To see (2), suppose $$\alpha <\kappa$$. Note that $$\mathcal{O}_{x_\alpha, U_\alpha}$$ refines $$\mathcal{O}^*$$ and so $$r(\mathcal{O}_{x_\alpha,U_\alpha})$$ refines $$r(\mathcal{O}^*)$$. Hence $$P(x_\alpha,U_\alpha) \subset Q$$ for some $$Q \in r(\mathcal{O}^*).$$ Note that $$y \in Q$$ because $$y \in V(x_\alpha, U_\alpha) \subset P(x_\alpha,U_\alpha).$$ So now we have $$V(x_\alpha, U_\alpha) \subset P(x_\alpha, U_\alpha) \subset Q \subset U_{\alpha(Q)},$$ and (2) follows.
(End of proof of Theorem 2.2.}

Theorem 3.1. Let $$S$$ be a stationary subset of a regular uncountable cardinal $$\kappa$$. Then $$S$$ does not have property (A$$_o$$) (and hence is not MO$$_o$$; in particular $$\omega_1$$ is not MO$$_o$$).

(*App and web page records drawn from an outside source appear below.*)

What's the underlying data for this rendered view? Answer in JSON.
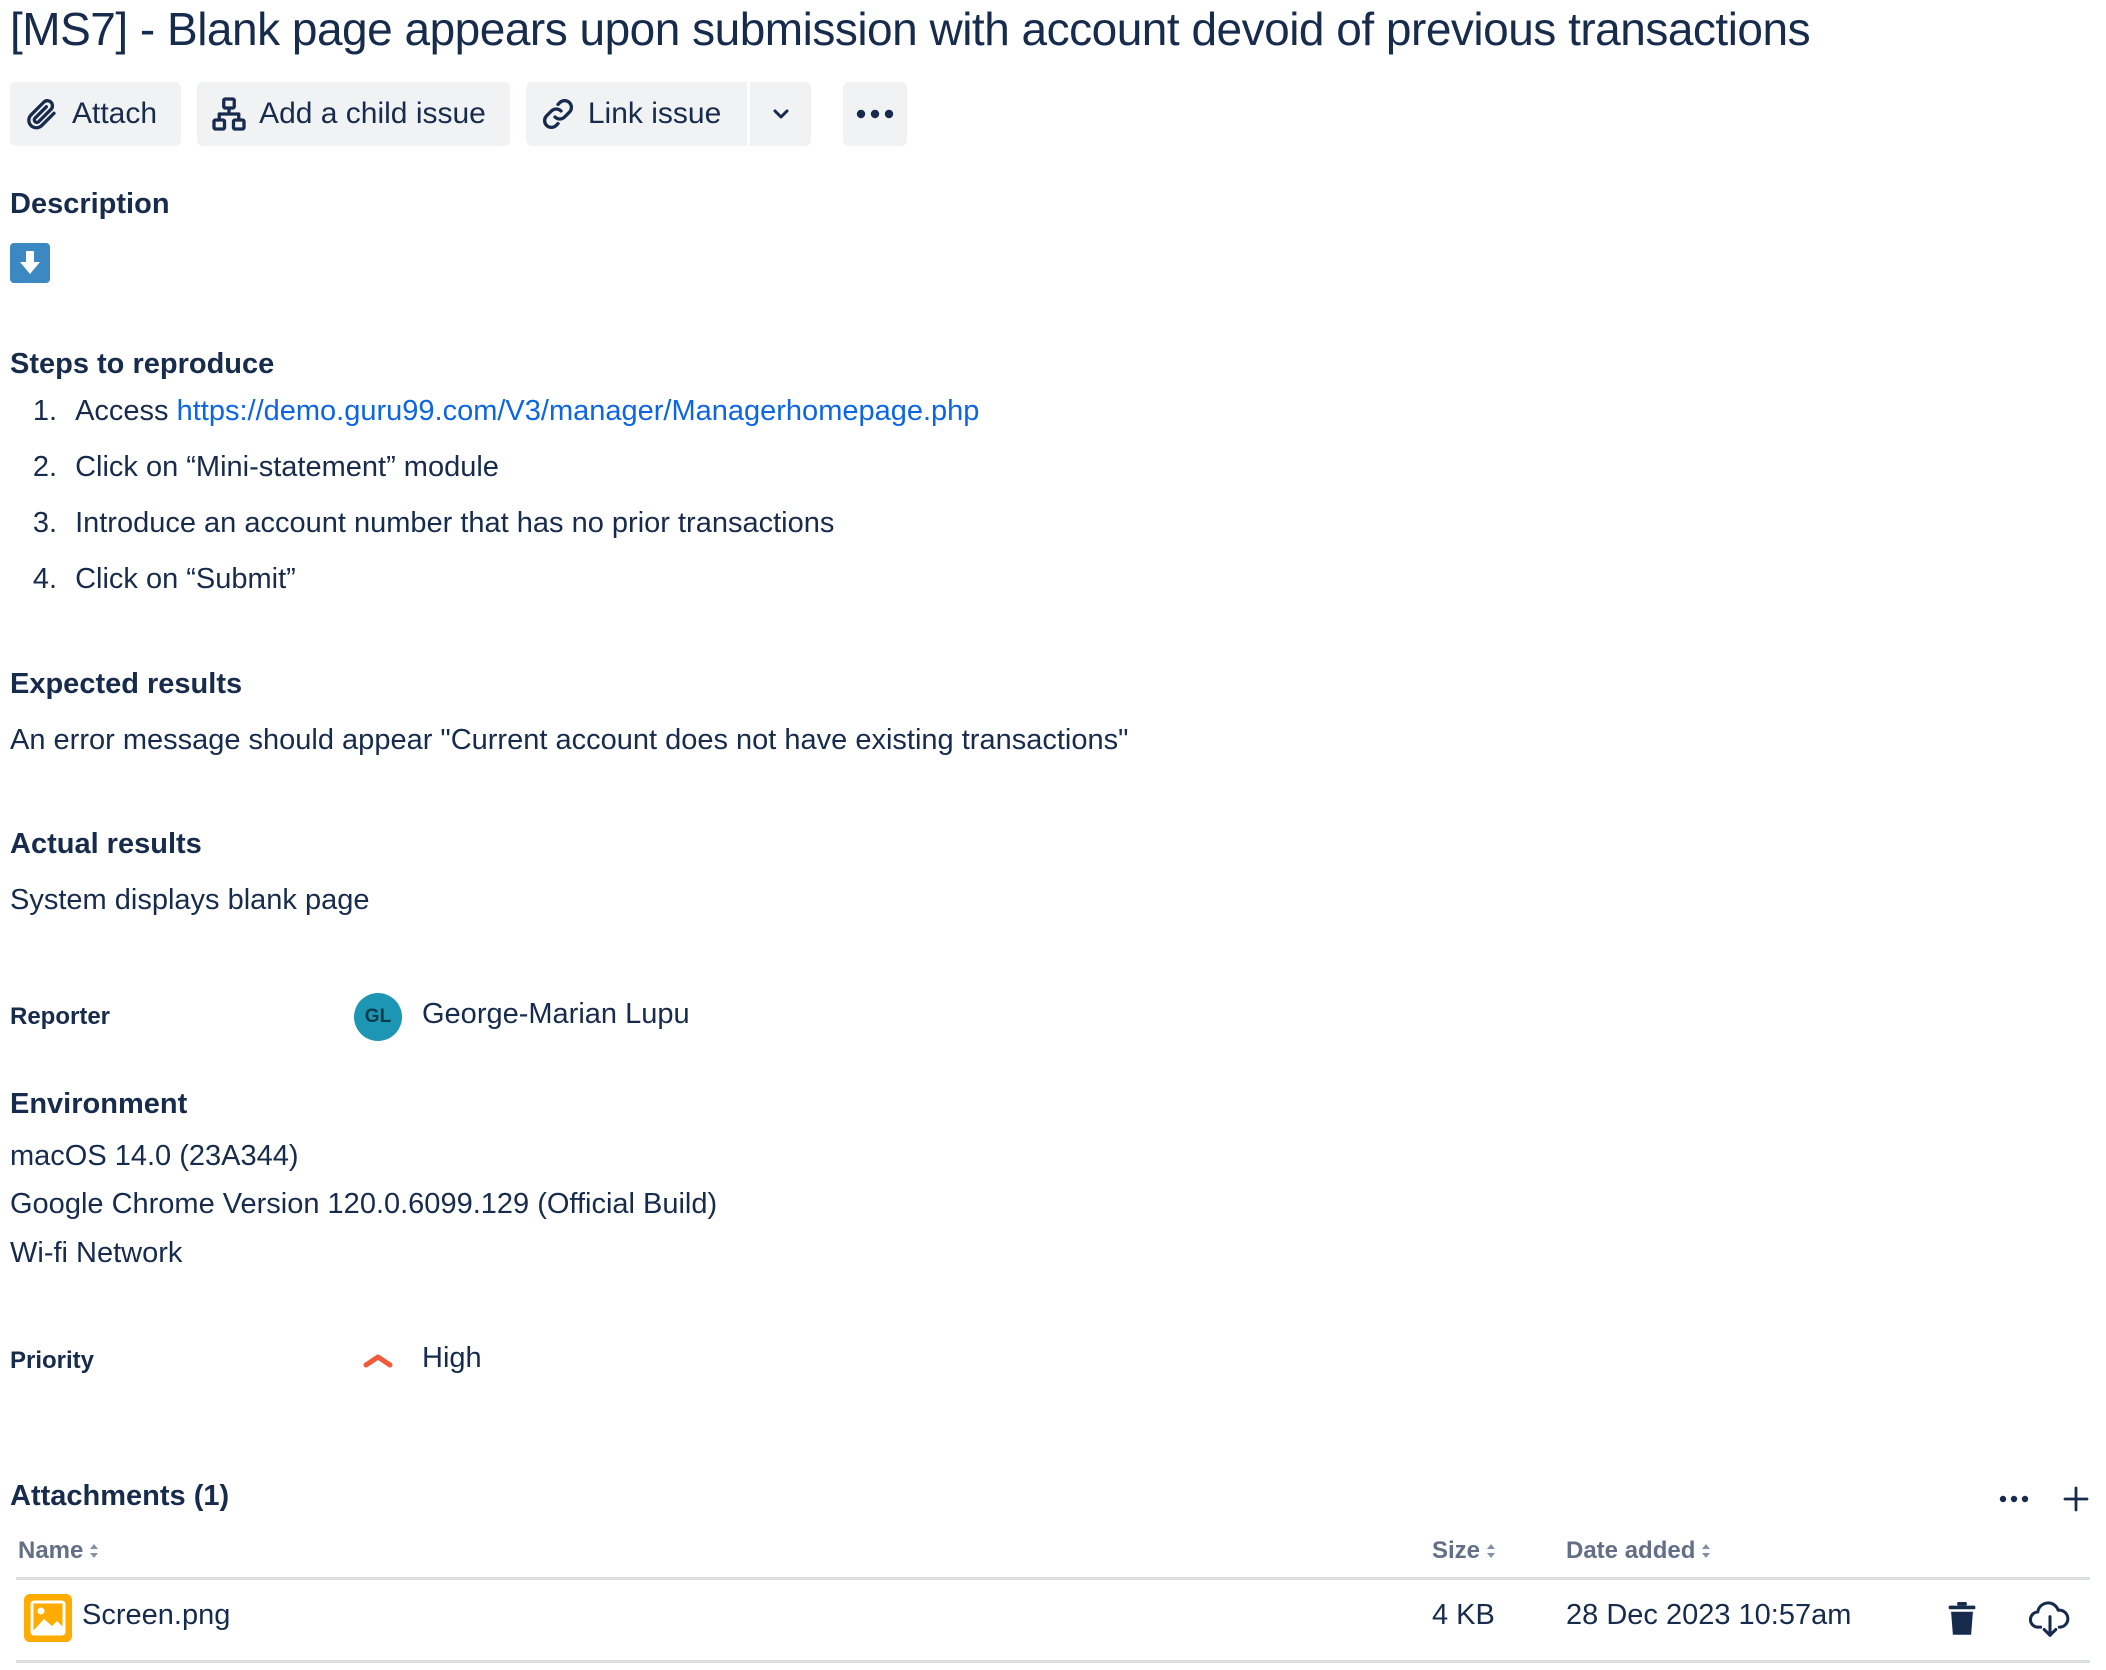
{
  "issue": {
    "title": "[MS7] - Blank page appears upon submission with account devoid of previous transactions"
  },
  "toolbar": {
    "attach_label": "Attach",
    "add_child_label": "Add a child issue",
    "link_label": "Link issue"
  },
  "description": {
    "heading": "Description",
    "steps_heading": "Steps to reproduce",
    "steps": [
      {
        "num": "1.",
        "prefix": "Access ",
        "link": "https://demo.guru99.com/V3/manager/Managerhomepage.php"
      },
      {
        "num": "2.",
        "text": "Click on “Mini-statement” module"
      },
      {
        "num": "3.",
        "text": "Introduce an account number that has no prior transactions"
      },
      {
        "num": "4.",
        "text": "Click on “Submit”"
      }
    ],
    "expected_heading": "Expected results",
    "expected_text": "An error message should appear \"Current account does not have existing transactions\"",
    "actual_heading": "Actual results",
    "actual_text": "System displays blank page"
  },
  "reporter": {
    "label": "Reporter",
    "initials": "GL",
    "name": "George-Marian Lupu",
    "avatar_color": "#1d96b3"
  },
  "environment": {
    "heading": "Environment",
    "lines": [
      "macOS 14.0 (23A344)",
      "Google Chrome Version 120.0.6099.129 (Official Build)",
      "Wi-fi Network"
    ]
  },
  "priority": {
    "label": "Priority",
    "value": "High",
    "icon": "priority-high-chevron-icon",
    "color": "#f15b3a"
  },
  "attachments": {
    "heading": "Attachments (1)",
    "columns": {
      "name": "Name",
      "size": "Size",
      "date": "Date added"
    },
    "files": [
      {
        "name": "Screen.png",
        "size": "4 KB",
        "date": "28 Dec 2023 10:57am",
        "icon": "image-file-icon"
      }
    ]
  },
  "colors": {
    "text": "#172b4d",
    "link": "#0c66e4",
    "button_bg": "#f1f2f4",
    "muted": "#626f86",
    "file_icon": "#ffab00"
  }
}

Proof. Suppose by way of contradiction that the operator $$V$$ witnesses (A$$_o$$). Let $$\alpha_0=0$$. For each $$x \in S$$, $$x>1$$, we may assume $$V(x, (\alpha_0+1,x]) =(\beta_x, x]$$ for some $$0<\beta_x < x$$. By the pressing down lemma, there is $$\alpha_1 > \alpha_0$$ such that $$\beta_x = \alpha_1$$ for $$\kappa$$-many $$x$$ in $$S$$.

Similarly, there is $$\alpha_2> \alpha_1$$ such that $$V(x, (\alpha_1 +1,x]) =(\alpha_2, x]$$ for $$\kappa$$-many $$x$$. And so on. Continue in this way to define a strictly increasing $$\kappa$$-sequence $$\alpha_\gamma$$, $$\gamma<\kappa$$, of elements of $$\kappa$$ such that
(i) $$\forall \gamma<\kappa ( |\{x>\alpha_\gamma: V(x, (\alpha_\gamma+1,x])=(\alpha_{\gamma+1},x]\}|=\kappa$$);
(ii) if $$\beta$$ is a limit, then $$\alpha_\beta=\sup\{\alpha_\gamma: \gamma<\beta\}$$.

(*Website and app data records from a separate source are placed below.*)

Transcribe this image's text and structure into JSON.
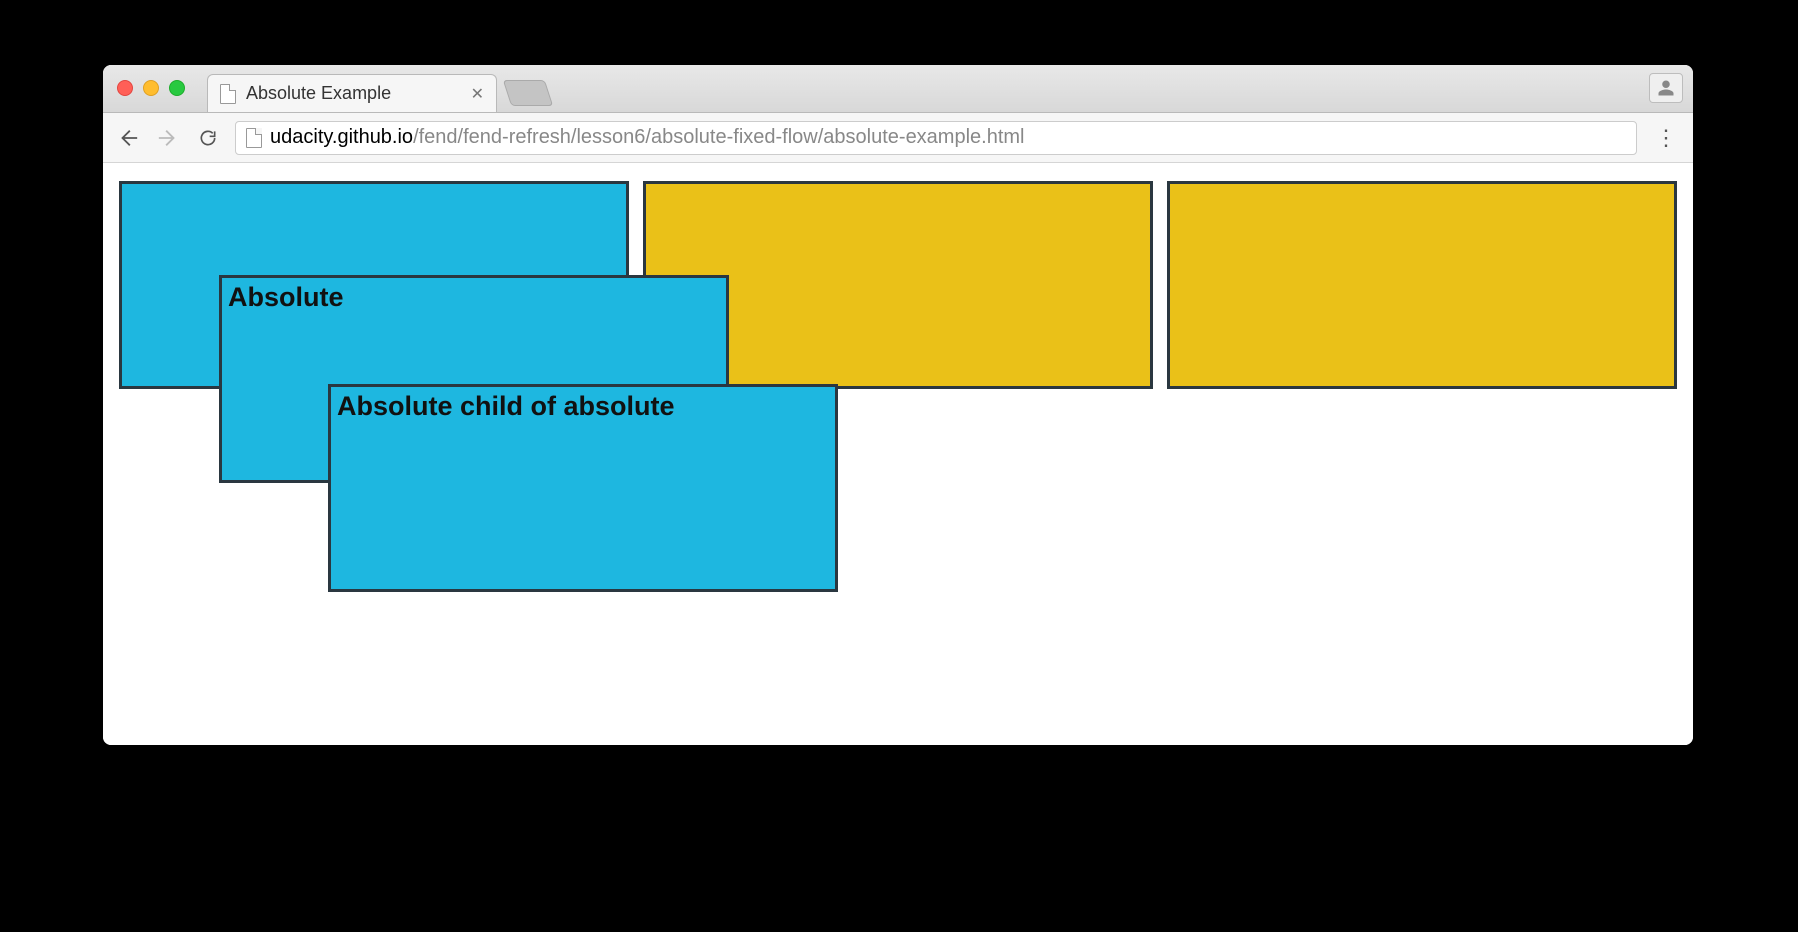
{
  "tab": {
    "title": "Absolute Example"
  },
  "url": {
    "host": "udacity.github.io",
    "path": "/fend/fend-refresh/lesson6/absolute-fixed-flow/absolute-example.html"
  },
  "page": {
    "absolute_label": "Absolute",
    "absolute_child_label": "Absolute child of absolute"
  }
}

Then $$\gamma\mapsto \alpha_\gamma$$ is an increasing continuous mapping of $$\kappa$$ onto a club subset of $$\kappa$$; this is also the case if $$\gamma$$ is restricted to limit ordinals. It follows that there is some $$\delta$$ in $$S$$ such that $$\delta=\alpha_\beta$$ for some limit ordinal $$\beta$$. Then $$\delta=\sup\{\alpha_\gamma: \gamma <\beta\}.$$

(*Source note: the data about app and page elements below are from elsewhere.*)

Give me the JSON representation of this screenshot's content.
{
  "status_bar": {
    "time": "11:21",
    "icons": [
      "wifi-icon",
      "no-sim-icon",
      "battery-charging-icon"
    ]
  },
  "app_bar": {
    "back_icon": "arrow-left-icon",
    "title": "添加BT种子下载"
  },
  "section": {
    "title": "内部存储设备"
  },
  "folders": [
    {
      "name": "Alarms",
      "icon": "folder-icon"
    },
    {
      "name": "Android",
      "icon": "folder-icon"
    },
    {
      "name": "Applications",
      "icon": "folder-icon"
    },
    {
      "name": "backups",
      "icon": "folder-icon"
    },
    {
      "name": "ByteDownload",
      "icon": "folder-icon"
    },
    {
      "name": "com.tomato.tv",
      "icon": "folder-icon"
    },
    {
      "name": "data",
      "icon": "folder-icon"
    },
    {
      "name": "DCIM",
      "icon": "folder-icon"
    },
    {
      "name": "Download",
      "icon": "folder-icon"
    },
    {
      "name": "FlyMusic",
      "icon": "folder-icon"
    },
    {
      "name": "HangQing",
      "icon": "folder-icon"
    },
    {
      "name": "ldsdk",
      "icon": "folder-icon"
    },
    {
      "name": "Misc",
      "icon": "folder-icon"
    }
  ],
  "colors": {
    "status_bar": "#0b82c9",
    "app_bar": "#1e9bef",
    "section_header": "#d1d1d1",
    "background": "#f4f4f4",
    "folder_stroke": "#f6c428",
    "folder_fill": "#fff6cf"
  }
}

Now we may inductively choose a strictly increasing sequence $$x_\gamma$$, $$\gamma<\beta$$, in $$S$$ such that $$x_0 > \delta$$ and $$V(x_\gamma, (\alpha_\gamma+1, x_\gamma]) = (\alpha_{\gamma+1}, x_\gamma]$$.

For $$\gamma<\beta$$, let $$U_\gamma = (\alpha_\gamma +1, x_\gamma]$$ and $$V_\gamma= (\alpha_{\gamma+1}, x_\gamma]$$. Then $$V(x_\gamma, U_\gamma) = V_\gamma$$.

Note that $$\delta$$ is in every $$V_\gamma$$ for $$\gamma < \beta$$. Since $$V$$ witnesses property (A$$_o$$), there is a subset $$A$$ of $$\beta$$ such that (I) $$\delta \in \textrm{Int}(\bigcap_{\gamma \in A}U_\gamma)$$, and (II) for each $$\gamma \in \beta$$ there is $$\eta \in A$$ with $$V_\gamma \subset U_\eta$$.

Since the $$\alpha_\gamma$$'s increase to $$\alpha_\beta=\delta$$, for (I) to hold the set $$A$$ cannot be cofinal in $$\beta$$. But since the $$x_\gamma$$'s are strictly increasing, $$A$$ must be cofinal in $$\beta$$ for (II) to hold, so we have a contradiction.
(End of proof or Theorem 3.1)